■ What is being asked:
Copy word for word each line from the one that has "What data populates" to the last line of the records, with no other lines.

(Collected data)
---
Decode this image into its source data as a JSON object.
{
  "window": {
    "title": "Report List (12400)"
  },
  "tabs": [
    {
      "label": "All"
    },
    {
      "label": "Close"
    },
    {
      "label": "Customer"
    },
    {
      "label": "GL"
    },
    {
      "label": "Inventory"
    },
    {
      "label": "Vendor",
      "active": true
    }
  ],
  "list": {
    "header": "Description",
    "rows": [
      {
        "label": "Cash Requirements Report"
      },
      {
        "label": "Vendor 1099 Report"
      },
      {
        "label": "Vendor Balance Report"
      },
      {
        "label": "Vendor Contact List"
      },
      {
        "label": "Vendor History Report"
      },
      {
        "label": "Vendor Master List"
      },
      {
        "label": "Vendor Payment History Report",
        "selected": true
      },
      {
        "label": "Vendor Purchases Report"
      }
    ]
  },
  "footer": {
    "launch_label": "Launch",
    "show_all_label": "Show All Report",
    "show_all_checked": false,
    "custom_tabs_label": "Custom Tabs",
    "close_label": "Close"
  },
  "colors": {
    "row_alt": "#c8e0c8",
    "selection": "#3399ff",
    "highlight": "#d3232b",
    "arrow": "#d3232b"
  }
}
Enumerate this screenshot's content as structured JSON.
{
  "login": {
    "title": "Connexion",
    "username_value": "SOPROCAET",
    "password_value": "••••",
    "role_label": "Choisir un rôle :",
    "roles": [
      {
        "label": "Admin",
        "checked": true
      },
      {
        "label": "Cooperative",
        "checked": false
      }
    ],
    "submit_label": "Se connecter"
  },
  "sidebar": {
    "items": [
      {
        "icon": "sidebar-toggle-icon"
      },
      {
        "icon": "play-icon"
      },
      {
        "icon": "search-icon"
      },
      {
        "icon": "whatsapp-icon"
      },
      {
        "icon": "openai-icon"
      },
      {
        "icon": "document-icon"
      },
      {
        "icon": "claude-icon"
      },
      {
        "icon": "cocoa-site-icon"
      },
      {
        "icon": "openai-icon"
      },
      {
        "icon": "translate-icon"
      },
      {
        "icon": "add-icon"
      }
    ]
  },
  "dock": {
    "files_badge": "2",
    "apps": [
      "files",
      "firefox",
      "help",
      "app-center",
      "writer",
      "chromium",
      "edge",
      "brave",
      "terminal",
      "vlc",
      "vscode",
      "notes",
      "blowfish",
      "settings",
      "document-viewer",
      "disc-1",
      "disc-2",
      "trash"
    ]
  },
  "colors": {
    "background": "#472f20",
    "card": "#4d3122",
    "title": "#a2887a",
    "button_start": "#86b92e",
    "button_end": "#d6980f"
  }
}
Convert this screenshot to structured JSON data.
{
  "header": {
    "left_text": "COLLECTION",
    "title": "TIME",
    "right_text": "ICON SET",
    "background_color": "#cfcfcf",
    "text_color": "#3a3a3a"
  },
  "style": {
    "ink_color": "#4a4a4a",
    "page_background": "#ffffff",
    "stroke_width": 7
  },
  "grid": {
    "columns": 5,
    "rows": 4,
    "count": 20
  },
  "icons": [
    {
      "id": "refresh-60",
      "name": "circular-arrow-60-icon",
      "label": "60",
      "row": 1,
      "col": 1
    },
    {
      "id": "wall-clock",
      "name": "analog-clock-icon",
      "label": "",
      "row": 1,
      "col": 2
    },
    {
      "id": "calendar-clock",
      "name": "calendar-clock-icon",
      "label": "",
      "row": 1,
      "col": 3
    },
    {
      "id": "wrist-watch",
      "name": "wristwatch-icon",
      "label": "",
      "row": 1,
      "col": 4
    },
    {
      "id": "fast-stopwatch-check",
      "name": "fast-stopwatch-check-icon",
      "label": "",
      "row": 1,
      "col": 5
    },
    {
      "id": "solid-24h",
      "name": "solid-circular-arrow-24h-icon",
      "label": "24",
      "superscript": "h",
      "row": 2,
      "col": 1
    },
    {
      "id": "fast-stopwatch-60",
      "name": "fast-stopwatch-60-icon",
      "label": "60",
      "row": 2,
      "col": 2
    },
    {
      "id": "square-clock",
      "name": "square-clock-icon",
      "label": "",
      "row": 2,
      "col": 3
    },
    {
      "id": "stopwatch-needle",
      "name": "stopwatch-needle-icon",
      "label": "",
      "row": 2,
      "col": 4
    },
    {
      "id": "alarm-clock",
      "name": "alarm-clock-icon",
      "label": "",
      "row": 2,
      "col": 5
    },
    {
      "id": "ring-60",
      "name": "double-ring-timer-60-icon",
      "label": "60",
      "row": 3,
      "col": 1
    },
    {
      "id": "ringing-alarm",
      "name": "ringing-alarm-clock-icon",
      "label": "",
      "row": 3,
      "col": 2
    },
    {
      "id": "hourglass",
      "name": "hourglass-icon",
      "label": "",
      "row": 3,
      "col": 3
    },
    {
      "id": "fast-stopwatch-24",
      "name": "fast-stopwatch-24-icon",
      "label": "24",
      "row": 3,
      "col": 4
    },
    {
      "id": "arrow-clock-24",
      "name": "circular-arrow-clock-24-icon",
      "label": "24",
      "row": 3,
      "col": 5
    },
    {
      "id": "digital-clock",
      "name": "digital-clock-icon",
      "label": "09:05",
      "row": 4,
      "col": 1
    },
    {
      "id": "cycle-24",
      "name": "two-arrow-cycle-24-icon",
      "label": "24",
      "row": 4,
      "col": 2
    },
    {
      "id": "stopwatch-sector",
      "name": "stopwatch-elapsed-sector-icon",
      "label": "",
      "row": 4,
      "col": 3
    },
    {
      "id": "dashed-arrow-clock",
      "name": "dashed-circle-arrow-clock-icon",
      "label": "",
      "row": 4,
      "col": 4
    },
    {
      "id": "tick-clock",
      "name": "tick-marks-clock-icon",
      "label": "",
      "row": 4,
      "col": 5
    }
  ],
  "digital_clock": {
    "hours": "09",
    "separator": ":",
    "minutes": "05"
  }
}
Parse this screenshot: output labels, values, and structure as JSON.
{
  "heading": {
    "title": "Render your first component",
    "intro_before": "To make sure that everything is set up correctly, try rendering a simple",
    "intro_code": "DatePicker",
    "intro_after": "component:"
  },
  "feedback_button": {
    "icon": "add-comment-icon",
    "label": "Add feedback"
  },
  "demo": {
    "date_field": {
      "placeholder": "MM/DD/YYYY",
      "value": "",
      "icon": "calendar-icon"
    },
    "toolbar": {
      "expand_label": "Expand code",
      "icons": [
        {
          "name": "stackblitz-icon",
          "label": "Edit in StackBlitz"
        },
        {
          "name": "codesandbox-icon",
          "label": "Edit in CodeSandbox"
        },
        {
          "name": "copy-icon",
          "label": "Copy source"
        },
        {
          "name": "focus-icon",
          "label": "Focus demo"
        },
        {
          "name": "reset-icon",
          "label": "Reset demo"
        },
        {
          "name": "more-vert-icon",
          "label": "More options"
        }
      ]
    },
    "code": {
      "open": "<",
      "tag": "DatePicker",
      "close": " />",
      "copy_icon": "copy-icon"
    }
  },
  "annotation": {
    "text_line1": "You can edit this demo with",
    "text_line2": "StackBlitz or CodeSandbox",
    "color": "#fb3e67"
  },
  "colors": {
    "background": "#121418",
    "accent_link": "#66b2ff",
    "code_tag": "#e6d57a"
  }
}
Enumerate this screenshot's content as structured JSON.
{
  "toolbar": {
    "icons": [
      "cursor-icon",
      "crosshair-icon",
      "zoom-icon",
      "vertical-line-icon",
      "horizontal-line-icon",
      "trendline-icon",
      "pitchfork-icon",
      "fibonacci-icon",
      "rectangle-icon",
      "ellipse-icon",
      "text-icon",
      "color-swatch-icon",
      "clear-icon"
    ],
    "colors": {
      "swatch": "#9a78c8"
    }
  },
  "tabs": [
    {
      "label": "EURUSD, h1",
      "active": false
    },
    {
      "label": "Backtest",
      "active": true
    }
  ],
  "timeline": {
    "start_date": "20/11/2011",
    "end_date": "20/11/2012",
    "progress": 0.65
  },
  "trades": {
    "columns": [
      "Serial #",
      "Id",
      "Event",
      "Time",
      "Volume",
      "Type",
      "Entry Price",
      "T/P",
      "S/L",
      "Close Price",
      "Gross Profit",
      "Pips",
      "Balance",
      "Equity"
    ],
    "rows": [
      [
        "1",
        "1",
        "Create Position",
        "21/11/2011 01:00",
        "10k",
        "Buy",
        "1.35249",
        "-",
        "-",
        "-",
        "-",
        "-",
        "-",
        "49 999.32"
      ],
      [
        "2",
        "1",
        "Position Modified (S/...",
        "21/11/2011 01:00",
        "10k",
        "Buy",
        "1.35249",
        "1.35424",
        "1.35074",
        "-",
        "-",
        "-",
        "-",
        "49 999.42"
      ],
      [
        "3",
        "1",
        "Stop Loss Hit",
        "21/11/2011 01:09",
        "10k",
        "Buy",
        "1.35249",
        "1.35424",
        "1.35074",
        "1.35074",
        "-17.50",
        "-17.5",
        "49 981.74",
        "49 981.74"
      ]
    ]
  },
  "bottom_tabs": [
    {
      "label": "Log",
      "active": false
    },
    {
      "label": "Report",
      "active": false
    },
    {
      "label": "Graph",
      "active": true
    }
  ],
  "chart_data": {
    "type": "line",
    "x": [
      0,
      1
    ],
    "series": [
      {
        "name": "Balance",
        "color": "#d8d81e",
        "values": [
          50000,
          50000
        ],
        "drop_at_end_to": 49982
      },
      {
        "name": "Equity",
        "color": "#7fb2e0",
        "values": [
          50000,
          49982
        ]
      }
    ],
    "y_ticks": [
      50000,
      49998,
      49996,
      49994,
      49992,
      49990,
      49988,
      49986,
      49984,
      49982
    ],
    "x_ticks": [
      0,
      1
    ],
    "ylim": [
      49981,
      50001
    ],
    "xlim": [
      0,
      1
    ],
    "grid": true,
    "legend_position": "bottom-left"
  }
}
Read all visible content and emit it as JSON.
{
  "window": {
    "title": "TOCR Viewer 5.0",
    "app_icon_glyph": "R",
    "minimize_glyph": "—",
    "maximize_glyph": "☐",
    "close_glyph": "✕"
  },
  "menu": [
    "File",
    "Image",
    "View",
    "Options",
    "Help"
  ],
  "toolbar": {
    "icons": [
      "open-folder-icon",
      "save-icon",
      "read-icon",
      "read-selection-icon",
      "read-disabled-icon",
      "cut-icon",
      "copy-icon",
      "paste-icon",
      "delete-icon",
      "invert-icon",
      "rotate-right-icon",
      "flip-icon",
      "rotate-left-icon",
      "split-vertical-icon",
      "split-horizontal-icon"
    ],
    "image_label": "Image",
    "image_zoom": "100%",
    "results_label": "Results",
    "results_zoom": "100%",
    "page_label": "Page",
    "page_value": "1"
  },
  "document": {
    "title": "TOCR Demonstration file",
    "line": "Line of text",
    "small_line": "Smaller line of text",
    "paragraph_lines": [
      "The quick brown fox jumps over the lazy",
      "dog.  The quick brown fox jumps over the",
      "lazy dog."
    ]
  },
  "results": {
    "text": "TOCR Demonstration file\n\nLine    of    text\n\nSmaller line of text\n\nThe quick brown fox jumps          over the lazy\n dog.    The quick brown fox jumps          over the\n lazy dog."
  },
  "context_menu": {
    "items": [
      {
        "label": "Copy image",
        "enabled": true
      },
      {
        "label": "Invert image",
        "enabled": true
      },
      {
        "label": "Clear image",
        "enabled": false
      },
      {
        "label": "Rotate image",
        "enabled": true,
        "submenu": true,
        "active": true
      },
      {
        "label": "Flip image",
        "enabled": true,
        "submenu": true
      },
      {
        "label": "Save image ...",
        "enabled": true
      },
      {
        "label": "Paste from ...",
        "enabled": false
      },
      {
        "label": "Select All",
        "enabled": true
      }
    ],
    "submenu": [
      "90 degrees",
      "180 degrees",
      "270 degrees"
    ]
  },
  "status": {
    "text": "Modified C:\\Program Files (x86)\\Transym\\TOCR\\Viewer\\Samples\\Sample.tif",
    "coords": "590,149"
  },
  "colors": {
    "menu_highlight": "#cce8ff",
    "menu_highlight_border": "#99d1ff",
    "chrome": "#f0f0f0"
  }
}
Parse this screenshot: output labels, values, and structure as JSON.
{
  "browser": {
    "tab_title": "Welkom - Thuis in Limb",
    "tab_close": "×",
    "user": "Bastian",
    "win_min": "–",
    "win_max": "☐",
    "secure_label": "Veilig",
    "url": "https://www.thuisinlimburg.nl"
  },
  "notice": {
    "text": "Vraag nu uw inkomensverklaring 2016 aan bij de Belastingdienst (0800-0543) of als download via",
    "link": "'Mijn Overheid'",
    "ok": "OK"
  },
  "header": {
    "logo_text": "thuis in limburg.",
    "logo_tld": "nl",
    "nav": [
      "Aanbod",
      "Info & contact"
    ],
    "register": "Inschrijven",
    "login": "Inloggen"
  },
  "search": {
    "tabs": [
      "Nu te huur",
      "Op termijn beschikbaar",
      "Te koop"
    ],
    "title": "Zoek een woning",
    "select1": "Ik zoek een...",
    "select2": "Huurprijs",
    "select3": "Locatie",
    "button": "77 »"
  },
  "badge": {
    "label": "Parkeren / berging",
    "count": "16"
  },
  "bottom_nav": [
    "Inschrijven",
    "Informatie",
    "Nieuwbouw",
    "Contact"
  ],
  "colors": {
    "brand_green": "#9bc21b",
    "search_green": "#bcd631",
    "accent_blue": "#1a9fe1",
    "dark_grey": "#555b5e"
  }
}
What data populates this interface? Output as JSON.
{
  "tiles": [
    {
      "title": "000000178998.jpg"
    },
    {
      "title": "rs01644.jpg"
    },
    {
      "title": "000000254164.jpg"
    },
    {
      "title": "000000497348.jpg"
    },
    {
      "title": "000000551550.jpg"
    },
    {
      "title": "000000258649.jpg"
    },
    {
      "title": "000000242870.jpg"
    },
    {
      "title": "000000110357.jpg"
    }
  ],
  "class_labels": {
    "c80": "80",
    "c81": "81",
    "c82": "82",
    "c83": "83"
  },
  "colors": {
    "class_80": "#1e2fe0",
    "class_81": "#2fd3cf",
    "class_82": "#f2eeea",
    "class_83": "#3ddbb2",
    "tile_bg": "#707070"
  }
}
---
■ Written solution:
What data populates this interface? Output as JSON.
{
  "tiles": [
    {
      "title": "000000178998.jpg"
    },
    {
      "title": "rs01644.jpg"
    },
    {
      "title": "000000254164.jpg"
    },
    {
      "title": "000000497348.jpg"
    },
    {
      "title": "000000551550.jpg"
    },
    {
      "title": "000000258649.jpg"
    },
    {
      "title": "000000242870.jpg"
    },
    {
      "title": "000000110357.jpg"
    }
  ],
  "class_labels": {
    "c80": "80",
    "c81": "81",
    "c82": "82",
    "c83": "83"
  },
  "colors": {
    "class_80": "#1e2fe0",
    "class_81": "#2fd3cf",
    "class_82": "#f2eeea",
    "class_83": "#3ddbb2",
    "tile_bg": "#707070"
  }
}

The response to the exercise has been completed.